Blockchain technology can help streamline the process of understanding, sharing and processing data without compromising quality. For example, the website bitqz.app/ provides fast deposits, withdrawals and trading strategies to bitcoin traders. It is mainly due to the significant cost savings, enhanced security and privacy benefits, reduced time-to-market for products, higher quality and improved customer experience.
The workforce sector has a lot to gain from these developments, particularly with faster time to market for new ideas and improved levels of efficiency. Coupled with increased resilience from supply chain disruption, which can be put down by people securely to the ledger shareable between departments. The below-mentioned portion looks at how blockchain will change the dynamics of the supply chain in the future.
What is Supply Chain?
Supply chain management involves:
Communicating with suppliers to anticipate demand needs, manage inventory, and source and deliver products most cost-effectively. Processing invoices by issuing checks and collecting payments through various clearing systems. Tracking goods through the supply chain as they travel from their origin to their final destination.
Products usually pass through multiple administrative systems (e.g., customs, transportation regulators, etc.). Rather than adhering to strict rules in each system — which can create extra work for companies — blockchain technology allows a whole range of data points to be interconnected on a single ledger distributed among several parties. The supply chain has used in every industry and everyday life. For example, shipping companies use blockchain technology to track and trace packages as they are shipped by truck, train, and boat.
In each of the supply chain processes listed above, there is significant room for cost savings through automation. For example, experts estimate that using a blockchain platform can save up to 30 per cent on transaction costs — and this number could go even higher if you are considering not just the transactional costs of the supply chain but also the value-added costs involved in tasks like packing, labelling and processing invoices through clearing houses.
However, there are other cost savings as well. The data is entered into the blockchain and instantly becomes available to all parties involved. Each transaction is recorded on the public ledger for anyone to view, demonstrating that each package has been held at specific temperatures at various points of its journey. It creates transparency throughout the supply chain and shows what factors affect product quality.
Security and Privacy:
As discussed above, cost savings are associated with dropping paper-based paperwork in favour of blockchain-based tracking. However, there are also significant security benefits to be had. Blockchain technology is also considered very secure because it uses encryption to lock down the data — but this is only part of the story.
The encryption used by blockchain technology differs from that used by traditional systems in that it does not allow you to add more data to a block; you can only add it to the end of the chain. For this reason, blockchain technology is being used to secure data in healthcare, voting and finance — and it is also being explored as a way to protect against fraud in the supply chain industry.
Fast and Easy:

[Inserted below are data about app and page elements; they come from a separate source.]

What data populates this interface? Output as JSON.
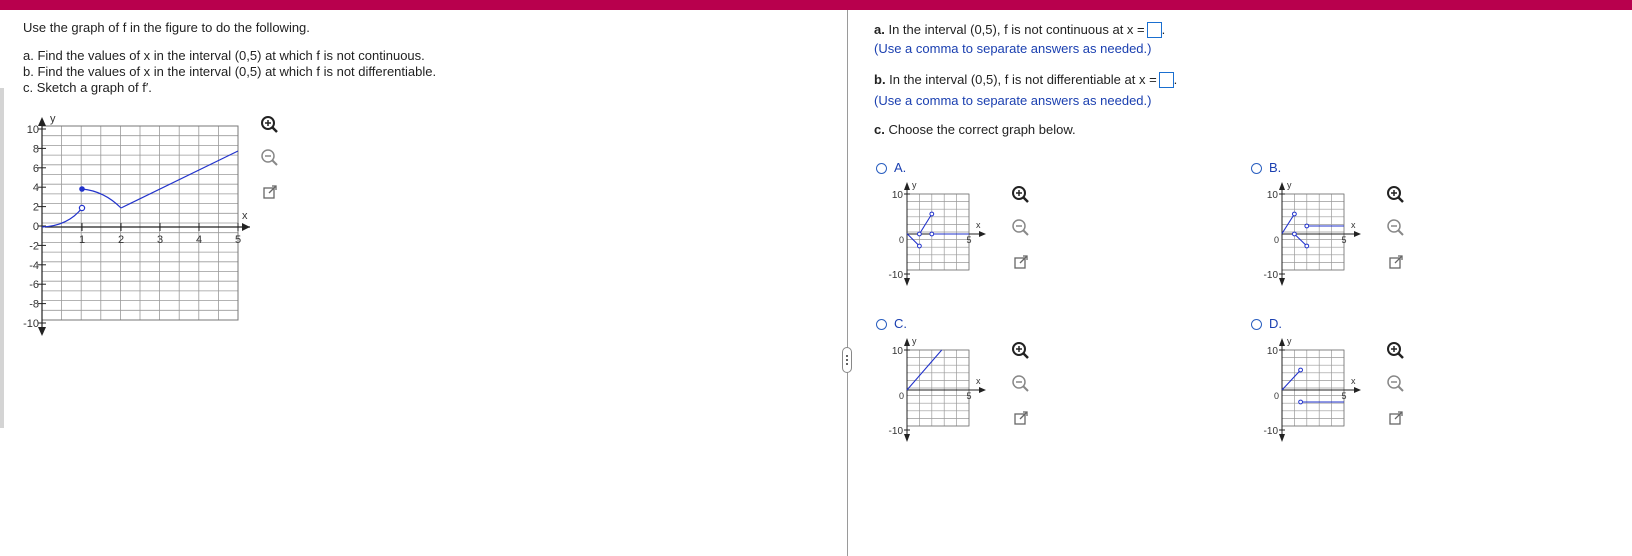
{
  "left": {
    "intro": "Use the graph of f in the figure to do the following.",
    "part_a": "a. Find the values of x in the interval (0,5) at which f is not continuous.",
    "part_b": "b. Find the values of x in the interval (0,5) at which f is not differentiable.",
    "part_c": "c. Sketch a graph of f′."
  },
  "main_graph": {
    "x_axis_label": "x",
    "y_axis_label": "y",
    "y_ticks": [
      "10",
      "8",
      "6",
      "4",
      "2",
      "0",
      "-2",
      "-4",
      "-6",
      "-8",
      "-10"
    ],
    "x_ticks": [
      "1",
      "2",
      "3",
      "4",
      "5"
    ]
  },
  "right": {
    "qa_prefix": "a.",
    "qa_text": " In the interval (0,5), f is not continuous at x =",
    "qa_hint": "(Use a comma to separate answers as needed.)",
    "qb_prefix": "b.",
    "qb_text": " In the interval (0,5), f is not differentiable at x =",
    "qb_hint": "(Use a comma to separate answers as needed.)",
    "qc_prefix": "c.",
    "qc_text": " Choose the correct graph below.",
    "options": [
      {
        "label": "A."
      },
      {
        "label": "B."
      },
      {
        "label": "C."
      },
      {
        "label": "D."
      }
    ],
    "small_graph": {
      "y_top": "10",
      "y_bottom": "-10",
      "zero": "0",
      "x_tick": "5",
      "x_label": "x",
      "y_label": "y"
    }
  },
  "colors": {
    "top_bar": "#b8004d",
    "curve": "#2233cc",
    "link_text": "#1a3fb0"
  },
  "icons": [
    "zoom-in-icon",
    "zoom-out-icon",
    "open-new-window-icon"
  ]
}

The deployment of blockchain across supply chains opens up new opportunities for speed and ease of use for companies working with one another. Blockchain technology is far more efficient than any other digital ledger, and the time taken to process transactions through a blockchain platform is significantly lower than with other systems. In addition, because it is automated and based on a set of rules that are pre-agreed on by companies who use it — there is no need for human error along the way.
Blockchain improves the efficiency of the supply chain by reducing friction:
Blockchain technology improves efficiency by reducing friction in the supply chain. The advantages of automation are well-known across the supply chain, but it is often difficult to quantify the amount of time and resources that go into removing friction.
If a company lowers the amount of friction in its supply chain — it will find itself with more time and resources to resolve other business issues. Knowing how much time was spent on manual processes instead of automated ones is often one of the first steps in improving efficiency within any organization.
Blockchain offers more automation in the supply chain:
There are two parts to the process of automation. The first is automating manual tasks. Blockchain technology can be used to eliminate manual tasks but cannot be used to automate production. So when we talk about reducing friction in the supply chain, we are referring to both parts of the equation — automating manual tasks and production processes.
Automation is not a replacement for manual labour in any way, shape or form because it can never fully replace people and altogether remove their jobs. However, automated systems will make workers more productive at higher output levels than they would be using traditional methods — meaning that more excellent value is raised from each employee's time.